Oliver Irwin

10th March 2023


  • describe the concept of lists
  • manipulate lists to represent data
  • construct lists from different data fields


Say you are a teacher and you are grading students

You want to store the students’ grade in a variable

If you have one student, it’s easy!

student_grade = 12

Context (foll.)

What happens if you now have 2 students?

student1_grade = 12
student2_grade = 4

Context (end)

Imagine you now have 12 students

student1_grade = 12
student2_grade = 4
student12_grade = 18

Seems complicated to handle…

A more complicated variable type

We introduce a new type to handle sets of data

A list is a set of variables grouped into one

l = ["string", "test", "moodle", "rubika"]

List creation

In Python, lists are created like variables

The data has to be enclosed by square brackets [

The elements have to be separated by commas ,


Every element in a list has an index

They start at 0

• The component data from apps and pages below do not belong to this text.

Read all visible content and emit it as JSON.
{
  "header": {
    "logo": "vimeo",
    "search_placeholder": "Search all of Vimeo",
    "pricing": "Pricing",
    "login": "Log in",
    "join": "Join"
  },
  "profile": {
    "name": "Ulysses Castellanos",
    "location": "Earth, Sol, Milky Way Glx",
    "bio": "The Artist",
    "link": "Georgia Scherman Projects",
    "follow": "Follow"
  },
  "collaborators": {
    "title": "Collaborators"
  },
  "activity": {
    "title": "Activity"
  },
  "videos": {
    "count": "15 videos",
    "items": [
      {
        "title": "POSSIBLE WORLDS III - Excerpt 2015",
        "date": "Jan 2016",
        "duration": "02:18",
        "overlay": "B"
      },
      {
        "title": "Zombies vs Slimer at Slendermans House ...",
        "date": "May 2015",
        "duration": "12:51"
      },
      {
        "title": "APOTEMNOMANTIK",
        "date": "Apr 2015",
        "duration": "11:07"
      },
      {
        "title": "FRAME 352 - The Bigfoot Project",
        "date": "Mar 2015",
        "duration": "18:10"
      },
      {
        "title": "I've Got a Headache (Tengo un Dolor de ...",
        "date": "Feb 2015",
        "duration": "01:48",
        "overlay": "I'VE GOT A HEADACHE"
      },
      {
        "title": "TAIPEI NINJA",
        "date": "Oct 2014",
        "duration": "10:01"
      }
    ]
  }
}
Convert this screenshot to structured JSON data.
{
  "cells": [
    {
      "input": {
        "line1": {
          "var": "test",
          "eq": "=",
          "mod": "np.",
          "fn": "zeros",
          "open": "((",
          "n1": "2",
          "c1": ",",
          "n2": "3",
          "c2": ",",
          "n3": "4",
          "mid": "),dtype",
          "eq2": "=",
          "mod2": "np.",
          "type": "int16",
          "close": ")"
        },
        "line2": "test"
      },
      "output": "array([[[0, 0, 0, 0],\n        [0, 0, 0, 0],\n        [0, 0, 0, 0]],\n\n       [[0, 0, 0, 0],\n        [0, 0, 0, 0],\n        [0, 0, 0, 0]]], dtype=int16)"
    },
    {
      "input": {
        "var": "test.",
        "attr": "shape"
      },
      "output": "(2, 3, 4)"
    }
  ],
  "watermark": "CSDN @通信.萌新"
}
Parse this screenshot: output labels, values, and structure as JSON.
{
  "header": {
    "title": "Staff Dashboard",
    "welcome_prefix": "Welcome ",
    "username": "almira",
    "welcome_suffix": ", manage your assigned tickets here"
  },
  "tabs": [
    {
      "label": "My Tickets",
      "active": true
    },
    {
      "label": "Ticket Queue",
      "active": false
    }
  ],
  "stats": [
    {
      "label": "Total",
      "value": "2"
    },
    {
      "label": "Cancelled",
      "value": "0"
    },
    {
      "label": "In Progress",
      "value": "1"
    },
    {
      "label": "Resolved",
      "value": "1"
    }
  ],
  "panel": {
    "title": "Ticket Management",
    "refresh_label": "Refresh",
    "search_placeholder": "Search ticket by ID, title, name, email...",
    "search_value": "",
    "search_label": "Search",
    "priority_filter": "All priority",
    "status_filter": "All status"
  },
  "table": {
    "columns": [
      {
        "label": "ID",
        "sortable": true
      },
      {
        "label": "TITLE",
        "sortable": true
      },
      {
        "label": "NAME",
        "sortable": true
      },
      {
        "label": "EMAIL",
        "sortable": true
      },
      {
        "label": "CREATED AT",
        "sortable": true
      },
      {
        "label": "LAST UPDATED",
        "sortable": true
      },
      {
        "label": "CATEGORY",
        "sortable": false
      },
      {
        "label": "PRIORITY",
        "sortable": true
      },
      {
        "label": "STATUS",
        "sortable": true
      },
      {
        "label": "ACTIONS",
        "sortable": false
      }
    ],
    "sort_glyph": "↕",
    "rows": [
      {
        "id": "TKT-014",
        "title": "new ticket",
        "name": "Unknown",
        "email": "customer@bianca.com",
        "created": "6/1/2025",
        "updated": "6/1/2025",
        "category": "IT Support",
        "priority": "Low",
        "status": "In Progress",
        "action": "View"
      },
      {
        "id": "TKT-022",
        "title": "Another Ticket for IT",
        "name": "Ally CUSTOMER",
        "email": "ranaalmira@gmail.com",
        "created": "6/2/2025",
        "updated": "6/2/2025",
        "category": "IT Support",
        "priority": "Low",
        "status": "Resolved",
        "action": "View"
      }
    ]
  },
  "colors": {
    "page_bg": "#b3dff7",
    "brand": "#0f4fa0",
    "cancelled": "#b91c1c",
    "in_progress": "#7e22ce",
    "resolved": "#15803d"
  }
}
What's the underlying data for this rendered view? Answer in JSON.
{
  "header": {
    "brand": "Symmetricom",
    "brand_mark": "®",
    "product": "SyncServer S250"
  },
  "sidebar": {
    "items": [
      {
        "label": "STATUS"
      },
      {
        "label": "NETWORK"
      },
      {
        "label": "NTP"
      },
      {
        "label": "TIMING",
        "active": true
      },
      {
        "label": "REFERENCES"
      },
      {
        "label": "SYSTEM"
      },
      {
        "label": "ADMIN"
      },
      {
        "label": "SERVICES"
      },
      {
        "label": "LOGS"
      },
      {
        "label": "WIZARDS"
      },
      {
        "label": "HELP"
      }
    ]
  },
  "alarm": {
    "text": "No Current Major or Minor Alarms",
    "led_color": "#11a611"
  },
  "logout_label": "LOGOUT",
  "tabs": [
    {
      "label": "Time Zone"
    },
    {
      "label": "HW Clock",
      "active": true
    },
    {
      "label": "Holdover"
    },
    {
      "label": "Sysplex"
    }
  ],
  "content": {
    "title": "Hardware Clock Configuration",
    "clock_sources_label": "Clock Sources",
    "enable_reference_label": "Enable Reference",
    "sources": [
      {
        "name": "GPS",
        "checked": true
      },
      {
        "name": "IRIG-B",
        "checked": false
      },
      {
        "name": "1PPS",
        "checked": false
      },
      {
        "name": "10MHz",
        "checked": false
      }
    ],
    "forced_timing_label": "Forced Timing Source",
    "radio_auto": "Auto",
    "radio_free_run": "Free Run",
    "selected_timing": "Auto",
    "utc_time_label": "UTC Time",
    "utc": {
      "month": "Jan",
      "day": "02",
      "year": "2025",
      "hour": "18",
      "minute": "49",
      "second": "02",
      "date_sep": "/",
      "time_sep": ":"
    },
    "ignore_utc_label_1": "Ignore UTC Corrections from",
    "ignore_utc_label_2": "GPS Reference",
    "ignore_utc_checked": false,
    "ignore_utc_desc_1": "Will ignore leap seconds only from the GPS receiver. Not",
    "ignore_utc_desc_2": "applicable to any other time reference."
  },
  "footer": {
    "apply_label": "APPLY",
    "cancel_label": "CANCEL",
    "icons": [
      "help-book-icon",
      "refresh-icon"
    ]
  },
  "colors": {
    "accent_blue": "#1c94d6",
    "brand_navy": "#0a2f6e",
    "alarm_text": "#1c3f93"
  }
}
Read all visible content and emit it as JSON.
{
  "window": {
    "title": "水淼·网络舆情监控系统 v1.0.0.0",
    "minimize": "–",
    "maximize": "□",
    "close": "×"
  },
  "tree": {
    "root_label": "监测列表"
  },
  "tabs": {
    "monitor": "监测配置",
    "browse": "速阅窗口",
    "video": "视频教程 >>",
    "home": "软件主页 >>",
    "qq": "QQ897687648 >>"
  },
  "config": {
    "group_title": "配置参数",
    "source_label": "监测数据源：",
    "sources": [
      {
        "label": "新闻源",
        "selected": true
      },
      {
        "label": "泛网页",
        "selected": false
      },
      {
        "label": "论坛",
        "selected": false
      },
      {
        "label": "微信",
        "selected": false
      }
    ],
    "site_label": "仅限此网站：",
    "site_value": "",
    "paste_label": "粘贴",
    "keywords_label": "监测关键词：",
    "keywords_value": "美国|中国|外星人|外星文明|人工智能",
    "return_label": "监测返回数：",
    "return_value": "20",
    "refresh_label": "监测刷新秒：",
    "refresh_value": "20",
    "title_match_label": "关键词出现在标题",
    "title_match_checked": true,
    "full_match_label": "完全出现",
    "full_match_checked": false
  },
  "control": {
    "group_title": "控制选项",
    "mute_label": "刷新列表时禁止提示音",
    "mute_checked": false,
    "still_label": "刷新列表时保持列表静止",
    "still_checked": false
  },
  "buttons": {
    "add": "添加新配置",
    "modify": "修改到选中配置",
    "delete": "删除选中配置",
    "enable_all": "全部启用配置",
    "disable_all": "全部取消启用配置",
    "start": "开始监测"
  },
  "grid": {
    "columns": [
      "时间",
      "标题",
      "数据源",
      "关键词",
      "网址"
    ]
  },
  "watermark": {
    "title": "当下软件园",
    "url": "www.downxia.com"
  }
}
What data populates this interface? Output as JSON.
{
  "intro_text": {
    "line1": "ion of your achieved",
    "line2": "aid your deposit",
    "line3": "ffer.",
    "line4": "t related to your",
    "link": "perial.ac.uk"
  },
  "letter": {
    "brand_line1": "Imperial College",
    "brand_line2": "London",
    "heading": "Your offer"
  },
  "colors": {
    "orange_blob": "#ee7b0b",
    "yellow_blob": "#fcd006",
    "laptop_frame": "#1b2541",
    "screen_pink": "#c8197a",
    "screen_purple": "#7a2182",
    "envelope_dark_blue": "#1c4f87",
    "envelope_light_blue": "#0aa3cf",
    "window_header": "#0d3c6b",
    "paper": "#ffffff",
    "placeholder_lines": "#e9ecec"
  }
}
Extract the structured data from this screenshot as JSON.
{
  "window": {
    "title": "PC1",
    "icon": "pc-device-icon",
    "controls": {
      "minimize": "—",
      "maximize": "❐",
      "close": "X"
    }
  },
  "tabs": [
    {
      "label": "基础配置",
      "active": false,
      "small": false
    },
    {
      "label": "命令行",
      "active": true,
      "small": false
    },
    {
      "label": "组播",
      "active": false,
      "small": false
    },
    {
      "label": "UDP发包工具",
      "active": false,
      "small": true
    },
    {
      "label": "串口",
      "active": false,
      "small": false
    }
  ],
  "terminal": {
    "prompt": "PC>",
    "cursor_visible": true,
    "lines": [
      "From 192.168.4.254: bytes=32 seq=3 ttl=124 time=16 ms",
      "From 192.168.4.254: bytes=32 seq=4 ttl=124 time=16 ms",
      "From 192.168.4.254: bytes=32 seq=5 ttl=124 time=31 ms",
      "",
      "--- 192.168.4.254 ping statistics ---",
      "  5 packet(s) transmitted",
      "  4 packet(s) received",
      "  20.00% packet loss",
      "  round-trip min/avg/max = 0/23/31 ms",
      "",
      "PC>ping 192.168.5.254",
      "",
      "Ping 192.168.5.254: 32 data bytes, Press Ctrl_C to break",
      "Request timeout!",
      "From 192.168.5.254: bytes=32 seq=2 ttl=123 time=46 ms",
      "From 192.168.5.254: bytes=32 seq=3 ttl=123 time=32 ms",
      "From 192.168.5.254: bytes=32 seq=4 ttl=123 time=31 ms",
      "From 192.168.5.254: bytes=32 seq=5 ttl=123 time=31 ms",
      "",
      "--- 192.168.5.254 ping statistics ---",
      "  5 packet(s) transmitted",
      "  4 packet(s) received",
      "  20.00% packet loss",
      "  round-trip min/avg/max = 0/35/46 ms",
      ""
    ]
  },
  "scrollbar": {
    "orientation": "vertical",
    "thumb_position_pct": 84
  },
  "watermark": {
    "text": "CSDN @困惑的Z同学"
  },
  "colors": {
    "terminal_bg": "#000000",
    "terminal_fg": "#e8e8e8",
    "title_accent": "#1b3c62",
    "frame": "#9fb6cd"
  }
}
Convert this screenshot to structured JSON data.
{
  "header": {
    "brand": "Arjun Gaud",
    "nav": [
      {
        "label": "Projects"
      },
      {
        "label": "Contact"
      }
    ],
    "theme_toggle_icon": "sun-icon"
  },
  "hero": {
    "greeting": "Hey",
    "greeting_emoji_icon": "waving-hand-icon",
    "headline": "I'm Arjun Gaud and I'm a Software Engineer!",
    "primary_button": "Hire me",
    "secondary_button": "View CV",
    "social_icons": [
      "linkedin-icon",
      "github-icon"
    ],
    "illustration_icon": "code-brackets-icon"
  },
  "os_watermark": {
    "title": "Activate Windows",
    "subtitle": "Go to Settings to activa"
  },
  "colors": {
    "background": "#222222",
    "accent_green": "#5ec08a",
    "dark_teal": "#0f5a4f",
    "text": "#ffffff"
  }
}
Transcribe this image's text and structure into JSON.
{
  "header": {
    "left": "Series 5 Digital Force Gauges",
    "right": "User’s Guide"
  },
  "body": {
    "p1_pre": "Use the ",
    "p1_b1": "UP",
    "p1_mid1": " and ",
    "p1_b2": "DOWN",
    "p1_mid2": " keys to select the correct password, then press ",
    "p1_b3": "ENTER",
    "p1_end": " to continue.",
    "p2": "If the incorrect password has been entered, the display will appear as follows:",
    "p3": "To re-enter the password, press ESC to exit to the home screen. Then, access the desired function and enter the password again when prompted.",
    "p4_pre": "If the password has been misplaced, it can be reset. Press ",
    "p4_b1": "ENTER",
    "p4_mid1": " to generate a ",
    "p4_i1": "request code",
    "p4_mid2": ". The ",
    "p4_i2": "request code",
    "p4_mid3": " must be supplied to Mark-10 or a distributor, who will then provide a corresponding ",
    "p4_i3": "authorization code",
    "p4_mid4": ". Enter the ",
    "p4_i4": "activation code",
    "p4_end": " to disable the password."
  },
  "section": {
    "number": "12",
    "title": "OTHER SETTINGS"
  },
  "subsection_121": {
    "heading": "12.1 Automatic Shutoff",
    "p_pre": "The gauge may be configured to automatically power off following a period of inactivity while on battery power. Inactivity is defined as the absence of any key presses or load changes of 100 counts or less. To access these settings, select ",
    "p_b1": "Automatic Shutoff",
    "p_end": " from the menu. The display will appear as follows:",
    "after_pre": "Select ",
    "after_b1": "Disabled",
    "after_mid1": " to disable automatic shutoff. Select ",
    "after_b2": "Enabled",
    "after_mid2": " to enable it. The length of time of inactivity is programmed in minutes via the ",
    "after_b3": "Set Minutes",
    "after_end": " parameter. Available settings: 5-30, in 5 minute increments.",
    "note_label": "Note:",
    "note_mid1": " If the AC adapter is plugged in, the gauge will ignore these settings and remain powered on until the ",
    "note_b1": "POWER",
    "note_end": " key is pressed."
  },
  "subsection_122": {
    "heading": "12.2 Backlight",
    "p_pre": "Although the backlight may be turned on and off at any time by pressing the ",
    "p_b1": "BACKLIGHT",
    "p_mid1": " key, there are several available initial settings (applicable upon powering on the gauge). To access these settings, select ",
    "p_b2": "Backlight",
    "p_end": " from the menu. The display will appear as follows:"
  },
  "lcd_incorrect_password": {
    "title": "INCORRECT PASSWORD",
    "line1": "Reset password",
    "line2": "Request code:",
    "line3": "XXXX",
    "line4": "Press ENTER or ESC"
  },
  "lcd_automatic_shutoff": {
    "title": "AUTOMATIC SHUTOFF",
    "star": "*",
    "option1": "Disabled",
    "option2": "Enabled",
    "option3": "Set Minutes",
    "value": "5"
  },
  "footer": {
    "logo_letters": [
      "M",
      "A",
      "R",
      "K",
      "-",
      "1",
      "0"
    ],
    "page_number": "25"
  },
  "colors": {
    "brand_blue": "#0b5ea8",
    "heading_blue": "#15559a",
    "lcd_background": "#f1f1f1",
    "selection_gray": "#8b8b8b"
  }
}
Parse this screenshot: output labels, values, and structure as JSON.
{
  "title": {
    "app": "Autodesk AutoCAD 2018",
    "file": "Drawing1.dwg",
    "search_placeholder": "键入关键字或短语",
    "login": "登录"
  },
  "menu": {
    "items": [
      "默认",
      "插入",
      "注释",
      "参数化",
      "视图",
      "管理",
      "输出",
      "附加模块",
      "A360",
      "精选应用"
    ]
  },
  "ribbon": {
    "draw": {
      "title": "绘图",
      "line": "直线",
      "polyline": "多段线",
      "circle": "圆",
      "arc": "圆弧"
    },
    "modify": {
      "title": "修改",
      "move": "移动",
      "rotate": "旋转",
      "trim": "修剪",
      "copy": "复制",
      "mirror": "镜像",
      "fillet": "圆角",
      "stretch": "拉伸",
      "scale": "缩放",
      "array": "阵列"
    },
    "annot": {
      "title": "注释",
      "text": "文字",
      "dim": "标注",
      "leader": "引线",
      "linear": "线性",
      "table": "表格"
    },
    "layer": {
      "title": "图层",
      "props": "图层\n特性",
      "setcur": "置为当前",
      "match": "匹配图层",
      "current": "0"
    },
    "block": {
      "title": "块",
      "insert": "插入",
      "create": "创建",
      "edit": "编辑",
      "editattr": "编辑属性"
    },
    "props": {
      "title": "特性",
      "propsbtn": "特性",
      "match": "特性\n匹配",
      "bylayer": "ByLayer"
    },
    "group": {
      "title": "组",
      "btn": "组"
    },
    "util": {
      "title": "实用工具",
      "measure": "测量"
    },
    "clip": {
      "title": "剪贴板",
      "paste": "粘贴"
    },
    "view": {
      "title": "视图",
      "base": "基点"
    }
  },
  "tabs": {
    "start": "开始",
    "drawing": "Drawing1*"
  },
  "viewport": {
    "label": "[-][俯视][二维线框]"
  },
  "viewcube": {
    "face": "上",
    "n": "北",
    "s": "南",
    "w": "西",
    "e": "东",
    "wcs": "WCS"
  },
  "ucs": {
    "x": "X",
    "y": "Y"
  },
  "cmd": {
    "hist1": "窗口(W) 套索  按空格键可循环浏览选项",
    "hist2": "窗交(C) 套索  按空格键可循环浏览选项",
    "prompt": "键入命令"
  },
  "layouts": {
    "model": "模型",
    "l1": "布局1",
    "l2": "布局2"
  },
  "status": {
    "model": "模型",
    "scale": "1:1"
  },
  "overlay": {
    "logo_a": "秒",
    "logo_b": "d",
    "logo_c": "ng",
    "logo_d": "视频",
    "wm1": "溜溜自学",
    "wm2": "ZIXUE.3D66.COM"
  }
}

week = ["mon", "tue", "wed", "thu", "fri", "sat", "sun"]
Item mon tue wed thu fri sat sun
index 0 1 2 3 4 5 6

Accessing an element

To access an element in a list, you use it’s index


Adding an element

You can add elements to the end of a list

week = ["mon", "tue", "wed", "thu", "fri"]

Adding mutliple elements

You can add two lists together

week_days = ["mon", "tue", "wed", "thu", "fri"]
week_end = ["sat", "sun"]

week = week_days + week_end

Useful functions

# Add an element
# Reverse list
# Get the size of the list
# Find out if an element is in a list
element in l
# Return a sorted version of the list
s = sorted(l)
# Get the smallest / biggest element in the list
min(l) / max(l)